By Ian Winship
I’ve been drawing and doodling or thinking up stories and sometimes poems for as long as I can remember. I’ve always had this need or desire to be creative. To make something where there was nothing. To bring my imagination to life in hopes of sharing it with others. Whether it is visual or literary arts, the process always starts with a simple idea.
Whether you are taking a picture, doodling in class, writing a poem or story, or making your next big masterpiece you will always start with the thought, what is this going to be about? What am I going to draw? What will my story be about? What am I taking a picture of? Once that is decided, things get a little different.
I am a compulsive doodler. Throughout my entire school career, I couldn’t make it through most classes without covering the bottom half of my notebook paper in doodles. I used to claim it helped me pay attention but, who knows if it did. I just needed something to do with my idle hands. Something that would make the kid next to me look and simply say, “Oh, that’s cool.” That was enough for me. When starting a doodle ,you don’t set out to make some artistic masterpiece. Sometimes it may turn into that, but, usually, you are just doodling.

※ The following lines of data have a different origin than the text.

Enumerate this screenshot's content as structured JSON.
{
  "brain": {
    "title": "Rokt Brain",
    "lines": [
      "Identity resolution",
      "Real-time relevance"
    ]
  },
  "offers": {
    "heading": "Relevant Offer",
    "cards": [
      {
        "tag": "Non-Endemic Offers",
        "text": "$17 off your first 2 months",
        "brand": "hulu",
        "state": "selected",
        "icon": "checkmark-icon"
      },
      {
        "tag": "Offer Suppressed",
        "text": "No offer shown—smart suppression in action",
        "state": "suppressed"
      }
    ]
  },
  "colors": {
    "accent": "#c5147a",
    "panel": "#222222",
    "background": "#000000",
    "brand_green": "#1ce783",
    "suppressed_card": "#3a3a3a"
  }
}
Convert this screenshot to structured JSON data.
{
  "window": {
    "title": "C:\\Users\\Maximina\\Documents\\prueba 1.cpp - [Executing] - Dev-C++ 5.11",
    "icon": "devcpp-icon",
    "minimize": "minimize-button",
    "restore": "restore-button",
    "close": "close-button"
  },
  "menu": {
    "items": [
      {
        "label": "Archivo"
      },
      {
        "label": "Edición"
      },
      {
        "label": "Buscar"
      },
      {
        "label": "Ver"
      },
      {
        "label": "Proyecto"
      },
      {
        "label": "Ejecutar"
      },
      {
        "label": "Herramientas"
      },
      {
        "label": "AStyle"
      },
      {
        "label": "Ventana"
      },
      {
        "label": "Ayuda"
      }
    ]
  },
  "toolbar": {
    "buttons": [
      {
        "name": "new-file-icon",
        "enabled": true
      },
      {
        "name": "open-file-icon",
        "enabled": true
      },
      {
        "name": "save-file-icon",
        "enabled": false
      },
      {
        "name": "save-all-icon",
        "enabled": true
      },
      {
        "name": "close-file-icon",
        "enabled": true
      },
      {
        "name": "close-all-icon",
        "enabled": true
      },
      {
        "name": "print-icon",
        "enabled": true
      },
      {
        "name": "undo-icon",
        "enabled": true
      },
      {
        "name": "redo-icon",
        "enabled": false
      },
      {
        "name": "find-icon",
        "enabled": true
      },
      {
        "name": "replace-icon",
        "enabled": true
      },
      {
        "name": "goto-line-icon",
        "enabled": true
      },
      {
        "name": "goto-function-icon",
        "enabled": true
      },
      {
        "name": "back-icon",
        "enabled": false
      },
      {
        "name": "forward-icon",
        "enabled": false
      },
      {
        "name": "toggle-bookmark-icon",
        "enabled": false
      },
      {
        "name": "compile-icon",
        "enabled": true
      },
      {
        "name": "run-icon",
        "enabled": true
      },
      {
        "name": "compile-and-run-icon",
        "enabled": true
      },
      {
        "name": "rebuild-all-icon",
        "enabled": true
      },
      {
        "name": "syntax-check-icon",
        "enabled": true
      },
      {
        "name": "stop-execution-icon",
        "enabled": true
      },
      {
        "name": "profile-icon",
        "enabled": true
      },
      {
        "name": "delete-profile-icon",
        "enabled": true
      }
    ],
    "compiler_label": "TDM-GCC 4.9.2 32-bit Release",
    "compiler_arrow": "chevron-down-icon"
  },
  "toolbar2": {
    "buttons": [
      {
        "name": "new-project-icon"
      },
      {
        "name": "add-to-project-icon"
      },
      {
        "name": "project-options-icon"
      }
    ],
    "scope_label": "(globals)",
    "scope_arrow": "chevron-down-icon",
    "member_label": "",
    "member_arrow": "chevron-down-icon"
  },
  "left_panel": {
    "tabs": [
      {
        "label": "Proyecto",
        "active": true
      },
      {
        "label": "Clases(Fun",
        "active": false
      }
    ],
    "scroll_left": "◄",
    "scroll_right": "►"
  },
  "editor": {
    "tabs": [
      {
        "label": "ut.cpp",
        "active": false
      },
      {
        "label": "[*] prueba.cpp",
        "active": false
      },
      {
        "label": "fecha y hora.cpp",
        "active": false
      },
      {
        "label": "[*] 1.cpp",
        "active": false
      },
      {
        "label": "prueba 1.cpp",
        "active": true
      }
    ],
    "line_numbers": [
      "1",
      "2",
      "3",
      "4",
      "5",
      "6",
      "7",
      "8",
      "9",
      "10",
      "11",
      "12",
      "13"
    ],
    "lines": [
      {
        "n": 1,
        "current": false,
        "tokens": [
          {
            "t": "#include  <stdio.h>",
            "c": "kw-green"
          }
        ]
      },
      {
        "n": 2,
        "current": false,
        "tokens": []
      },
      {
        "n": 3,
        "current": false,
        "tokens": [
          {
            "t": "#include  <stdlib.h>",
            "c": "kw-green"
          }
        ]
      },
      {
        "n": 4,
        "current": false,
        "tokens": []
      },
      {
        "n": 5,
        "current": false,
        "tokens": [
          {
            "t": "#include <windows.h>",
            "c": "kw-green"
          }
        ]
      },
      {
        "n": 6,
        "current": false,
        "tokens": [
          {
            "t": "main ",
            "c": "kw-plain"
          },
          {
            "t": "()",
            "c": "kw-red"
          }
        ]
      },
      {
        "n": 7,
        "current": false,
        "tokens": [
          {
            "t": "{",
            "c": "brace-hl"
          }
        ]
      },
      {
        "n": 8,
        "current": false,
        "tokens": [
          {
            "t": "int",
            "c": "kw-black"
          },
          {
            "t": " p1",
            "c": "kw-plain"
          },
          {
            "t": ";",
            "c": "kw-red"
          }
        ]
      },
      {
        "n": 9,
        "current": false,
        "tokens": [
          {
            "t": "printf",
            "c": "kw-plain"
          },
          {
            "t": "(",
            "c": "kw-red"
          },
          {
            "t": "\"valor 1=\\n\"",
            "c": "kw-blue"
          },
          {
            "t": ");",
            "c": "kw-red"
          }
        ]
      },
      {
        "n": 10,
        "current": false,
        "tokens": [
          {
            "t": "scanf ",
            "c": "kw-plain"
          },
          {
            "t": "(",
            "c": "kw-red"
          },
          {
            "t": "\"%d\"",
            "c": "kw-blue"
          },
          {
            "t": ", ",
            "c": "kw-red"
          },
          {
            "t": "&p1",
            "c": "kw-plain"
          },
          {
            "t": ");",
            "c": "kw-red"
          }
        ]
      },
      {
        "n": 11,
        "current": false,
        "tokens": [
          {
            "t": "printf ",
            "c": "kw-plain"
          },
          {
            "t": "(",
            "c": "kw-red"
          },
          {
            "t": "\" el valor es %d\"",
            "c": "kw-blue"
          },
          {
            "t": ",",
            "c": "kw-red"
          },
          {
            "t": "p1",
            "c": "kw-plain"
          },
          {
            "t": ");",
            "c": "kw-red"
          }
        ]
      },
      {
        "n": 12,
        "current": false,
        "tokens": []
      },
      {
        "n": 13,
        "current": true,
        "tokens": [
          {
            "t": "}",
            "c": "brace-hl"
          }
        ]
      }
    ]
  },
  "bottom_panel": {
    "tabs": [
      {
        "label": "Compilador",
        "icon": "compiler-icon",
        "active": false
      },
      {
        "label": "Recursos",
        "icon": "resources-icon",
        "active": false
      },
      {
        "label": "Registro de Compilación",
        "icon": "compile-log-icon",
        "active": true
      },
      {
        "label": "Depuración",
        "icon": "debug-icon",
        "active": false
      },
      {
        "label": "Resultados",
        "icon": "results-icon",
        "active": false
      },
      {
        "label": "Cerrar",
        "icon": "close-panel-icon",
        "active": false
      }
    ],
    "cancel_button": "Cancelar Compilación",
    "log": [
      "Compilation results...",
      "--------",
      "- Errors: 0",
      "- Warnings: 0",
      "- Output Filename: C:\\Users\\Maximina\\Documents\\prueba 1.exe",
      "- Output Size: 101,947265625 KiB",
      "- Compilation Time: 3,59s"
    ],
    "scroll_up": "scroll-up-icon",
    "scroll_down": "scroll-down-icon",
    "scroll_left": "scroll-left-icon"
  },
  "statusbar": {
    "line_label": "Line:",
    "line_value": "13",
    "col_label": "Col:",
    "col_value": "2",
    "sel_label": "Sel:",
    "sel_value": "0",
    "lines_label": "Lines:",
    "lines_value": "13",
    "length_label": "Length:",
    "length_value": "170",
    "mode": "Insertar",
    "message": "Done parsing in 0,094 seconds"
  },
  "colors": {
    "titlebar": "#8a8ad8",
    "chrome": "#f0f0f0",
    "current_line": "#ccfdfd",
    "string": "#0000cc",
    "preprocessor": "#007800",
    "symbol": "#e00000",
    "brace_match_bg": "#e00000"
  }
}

I started trying to create more detailed works of art when I decided doodling wasn’t enough. I would continue my doodle well after class, letting hours drift away, and just working at my piece until I felt it was done. Perhaps it wasn’t “good” art but, it was my art. It had come from my mind and my hand and I loved the process.
I wish I could call myself a photographer. I love taking pictures but, I am no Ansel Adams. I could take a picture from the same spot. The same stuff would be in the frame. Even if I use my expensive digital camera it will not be the same as an Ansel Adams film piece. I recently finished a cross country road trip. One of my favorite Facebook comments on a picture from the trip was from a photographer friend of mine, who offhanded wrote: “Mr. Ansel Adams over here.” It lit up my day.
My photography process isn’t the same as Mr. Adams. I simply set my camera to black and white and took a picture. Maybe I will adjust the aperture but, it all stays simple. I was just lucky to find myself in Yosemite Valley, looking out at El Cap and Half Dome. Ansel Adams had to set up his camera, use a series of measured settings, and later develop the film in a certain way to get what he wanted. I point my camera and upload it to Facebook. Not quite the same process but, hey, I got a nice photo out of it.
Making other forms of visual art usually follows a similar process for me. I think of what I want to do, sit down, and do it to the best of my ability. Everything is done in one sitting. No first drafts. No revision. Literary art is different in that respect.
With literary art you start, again, with an idea. This idea then grows in your mind. It takes form, shapes, and reshapes itself. First you get it all out, write as much down as possible. Once you have a first draft you can go back and edit and re-edit until you are satisfied with the final piece. Tweaking and fixing little things as you go until you have a final product that is ready for other eyes. Then you can send it to someone you trust to have them read it over and give suggestions. You could go back and edit even more. With literary art, often, the first try is not the best try. You can refine and reshape until you have something you are really happy with.
Being creative and making art is a rewarding process. Whether it is visual or literary you come away from this process with an end result. This result will either bring you joy or it will not. You may show it to the world or lock it away in your attic. The process is different for everybody. We all find what works best for us.